Monday, May 17, 2010

First 4 Stings

One of the local plant that yields surplus honey is blooming. I've heard it called Autumn olive or Russian olive. It's probably an invasive species and considered a pest. I didn't see any bees on these when I looked.

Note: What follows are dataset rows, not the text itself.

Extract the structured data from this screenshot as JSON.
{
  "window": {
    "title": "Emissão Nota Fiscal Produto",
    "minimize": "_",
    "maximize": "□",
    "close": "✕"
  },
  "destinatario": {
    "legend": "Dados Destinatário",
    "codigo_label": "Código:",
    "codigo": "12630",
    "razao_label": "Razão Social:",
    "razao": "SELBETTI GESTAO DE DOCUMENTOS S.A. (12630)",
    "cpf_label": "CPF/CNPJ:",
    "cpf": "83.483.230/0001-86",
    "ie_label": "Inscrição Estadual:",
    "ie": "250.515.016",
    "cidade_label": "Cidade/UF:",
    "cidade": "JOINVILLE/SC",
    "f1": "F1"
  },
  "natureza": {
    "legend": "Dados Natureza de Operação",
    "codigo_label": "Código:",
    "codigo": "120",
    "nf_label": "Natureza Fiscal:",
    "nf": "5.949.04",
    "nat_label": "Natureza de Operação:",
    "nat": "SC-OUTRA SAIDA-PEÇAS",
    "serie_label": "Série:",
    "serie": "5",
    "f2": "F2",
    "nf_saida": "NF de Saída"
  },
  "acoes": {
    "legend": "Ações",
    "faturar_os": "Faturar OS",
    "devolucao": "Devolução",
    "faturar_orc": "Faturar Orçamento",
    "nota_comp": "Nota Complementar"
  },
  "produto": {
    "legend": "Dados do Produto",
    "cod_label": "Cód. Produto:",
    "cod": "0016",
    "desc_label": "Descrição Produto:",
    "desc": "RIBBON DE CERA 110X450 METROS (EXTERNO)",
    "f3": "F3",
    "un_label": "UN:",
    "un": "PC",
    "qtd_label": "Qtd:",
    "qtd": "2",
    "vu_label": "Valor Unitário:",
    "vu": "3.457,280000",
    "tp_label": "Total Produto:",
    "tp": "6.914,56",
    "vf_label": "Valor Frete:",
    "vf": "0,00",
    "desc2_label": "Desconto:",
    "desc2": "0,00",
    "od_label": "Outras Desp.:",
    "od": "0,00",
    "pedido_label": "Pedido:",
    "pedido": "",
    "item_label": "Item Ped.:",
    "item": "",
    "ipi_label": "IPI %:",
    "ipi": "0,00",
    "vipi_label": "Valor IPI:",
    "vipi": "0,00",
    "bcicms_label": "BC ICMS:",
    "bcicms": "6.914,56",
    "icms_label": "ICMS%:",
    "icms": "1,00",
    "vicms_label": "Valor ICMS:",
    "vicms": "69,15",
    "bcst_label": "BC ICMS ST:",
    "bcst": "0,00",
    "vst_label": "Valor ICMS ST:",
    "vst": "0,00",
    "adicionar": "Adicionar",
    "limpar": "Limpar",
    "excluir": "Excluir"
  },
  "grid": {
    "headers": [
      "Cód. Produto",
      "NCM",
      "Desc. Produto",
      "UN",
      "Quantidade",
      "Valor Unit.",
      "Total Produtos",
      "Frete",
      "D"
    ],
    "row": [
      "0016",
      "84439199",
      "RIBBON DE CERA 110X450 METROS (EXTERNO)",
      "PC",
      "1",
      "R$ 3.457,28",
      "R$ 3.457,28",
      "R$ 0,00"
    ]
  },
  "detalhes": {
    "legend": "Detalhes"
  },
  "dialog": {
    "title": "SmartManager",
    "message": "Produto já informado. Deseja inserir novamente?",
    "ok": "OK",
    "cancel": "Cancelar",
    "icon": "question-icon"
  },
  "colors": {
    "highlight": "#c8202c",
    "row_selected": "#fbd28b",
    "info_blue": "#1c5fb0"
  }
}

Saturday, May 15th: cool and breezy. Not an ideal bee day but I'm not keeping up with them very well. I opened the first colony. A couple bees seemed annoyed. The phone rang and as I talked for the next 20 or 30 minutes, a lone bee kept batting at my head, until I walked away into the woods.
That colony looked good—lots of brood, nectar, and pollen.
After the phone call I opened the 2nd hive. Suddenly I had a cloud of bees around my hands. I backed away, but too late. Later I counted 4 stings. I closed up that hive but a cloud of bees followed me around the yard so I gave up for another day.
Sometimes "hot" hives return to normal. Sometimes "hot" is a reaction to some sort of stress. I'll use gloves when I work that hive. Some experts say there's no correlation, but in my experience, aggressive hives often produce lots of honey.

No comments:

Post a Comment